Comparison of the results to the process being developed by the agency.
The process being developed at the agency is short-term in nature compared to the processes adopted by other health care facilities which are aimed for the long-term. The agency has adopted short-term methods such as use of Choice Cards and non-VA care consult. These methods can only serve to alleviate the problem in the short-term. According to GAO (2015), the number of enrolments and outpatient appointments in VA facilities is projected to increase in the coming years. This calls for long-term strategies to solve this problem. Long-term methods such as community collaborations can enable VA facilities improve capacity and quality of health care provided. Community collaborations can enable VA facilities acquire funding necessary to expand inpatient facilities and the emergency department units by lobbying the local and national governments. In addition, VA facilities may be able to obtain funding necessary to improve medical facilities so as to cater for specialized treatment.

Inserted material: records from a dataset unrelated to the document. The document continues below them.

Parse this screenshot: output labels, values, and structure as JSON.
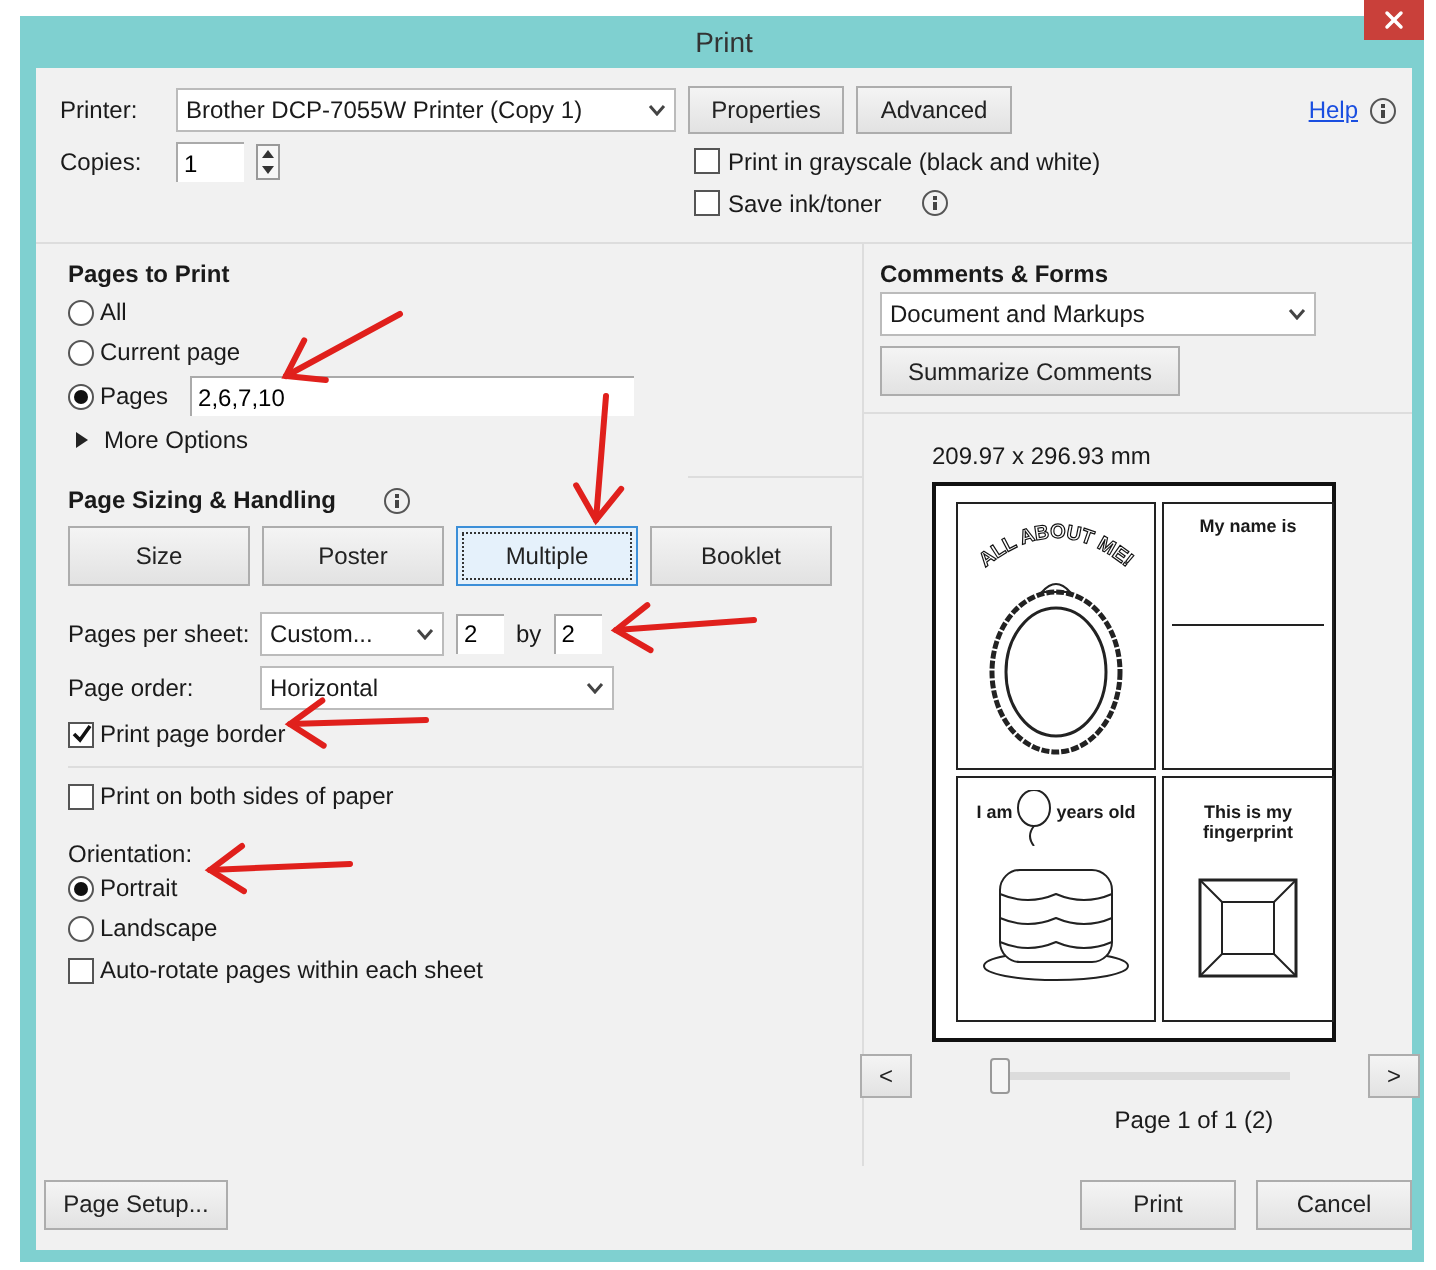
{
  "window": {
    "title": "Print"
  },
  "printer": {
    "label": "Printer:",
    "value": "Brother DCP-7055W Printer (Copy 1)",
    "buttons": [
      "Properties",
      "Advanced"
    ]
  },
  "help": {
    "label": "Help"
  },
  "copies": {
    "label": "Copies:",
    "value": "1"
  },
  "print_options": [
    {
      "label": "Print in grayscale (black and white)",
      "checked": false,
      "info": false
    },
    {
      "label": "Save ink/toner",
      "checked": false,
      "info": true
    }
  ],
  "pages_to_print": {
    "title": "Pages to Print",
    "options": [
      {
        "label": "All",
        "selected": false
      },
      {
        "label": "Current page",
        "selected": false
      },
      {
        "label": "Pages",
        "selected": true
      }
    ],
    "pages_value": "2,6,7,10",
    "more_options": "More Options"
  },
  "page_sizing": {
    "title": "Page Sizing & Handling",
    "modes": [
      {
        "label": "Size",
        "selected": false
      },
      {
        "label": "Poster",
        "selected": false
      },
      {
        "label": "Multiple",
        "selected": true
      },
      {
        "label": "Booklet",
        "selected": false
      }
    ],
    "pages_per_sheet": {
      "label": "Pages per sheet:",
      "value": "Custom...",
      "columns": "2",
      "by": "by",
      "rows": "2"
    },
    "page_order": {
      "label": "Page order:",
      "value": "Horizontal"
    },
    "print_page_border": {
      "label": "Print page border",
      "checked": true
    },
    "both_sides": {
      "label": "Print on both sides of paper",
      "checked": false
    },
    "orientation": {
      "label": "Orientation:",
      "options": [
        {
          "label": "Portrait",
          "selected": true
        },
        {
          "label": "Landscape",
          "selected": false
        }
      ]
    },
    "auto_rotate": {
      "label": "Auto-rotate pages within each sheet",
      "checked": false
    }
  },
  "comments_forms": {
    "title": "Comments & Forms",
    "value": "Document and Markups",
    "button": "Summarize Comments"
  },
  "preview": {
    "size": "209.97 x 296.93 mm",
    "pages": [
      {
        "kind": "about",
        "title": "ALL ABOUT ME!"
      },
      {
        "kind": "name",
        "text": "My name is"
      },
      {
        "kind": "age",
        "before": "I am",
        "after": "years old"
      },
      {
        "kind": "fingerprint",
        "text": "This is my fingerprint"
      }
    ],
    "prev": "<",
    "next": ">",
    "slider": {
      "level": 0
    },
    "page_label": "Page 1 of 1 (2)"
  },
  "footer": {
    "page_setup": "Page Setup...",
    "print": "Print",
    "cancel": "Cancel"
  }
}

Recommendations and conclusion
Due to the sharp increase in the number of patients, it is recommended that VA facilities should improve their capacity as a long-term solution to the crisis. This can be achieved by expanding the current inpatient facilities and emergency department units. It is also recommended that states should play a critical role in helping health care facilities improve capacity and quality of care. States should also be proactive in taking measures to increase the number of medical personnel such as nurses and physicians. For instance, states should provide student nurses with scholarships and other form of incentives in order to boost their enrolment numbers.
In conclusion, VA facilities should enhance timeliness in health care delivery in order to reduce serious complications and death arising from delayed treatment. Currently, VA facilities have adopted two short-term strategies to address the situation. These strategies involve the use of Choice Cards and allowing the veterans to access non-VA medical care. Although these measures have helped to improve the quality of service delivered, there is need for a long-term solution such as expansion of health facilities to cater to the increasing number of patients.
Ettorchi-Tardy, A., Levif, M., & Michel, P. (2012). Benchmarking: A Method for Continuous Quality Improvement in Health. Healthcare Policy, 7(4), e101–e119.
Nadinia, A. D., & Melissa, L. (2016). Foundations of Health Information Management. New York, NY: Elsevier Health Sciences.
U.S. Department of Veteran Affairs (VA). (2015). Veterans Access, Choice, and Accountability Act of 2014. Retrieved from: http://www.va.gov/opa/choiceact/documents/choice-program-fact- sheet-final.pdf
U.S. Government Accountability Office (GAO). (2015). Managing Risks and Improving VA Health Care. Retrieved from: http://www.gao.gov/products/GAO-15-290.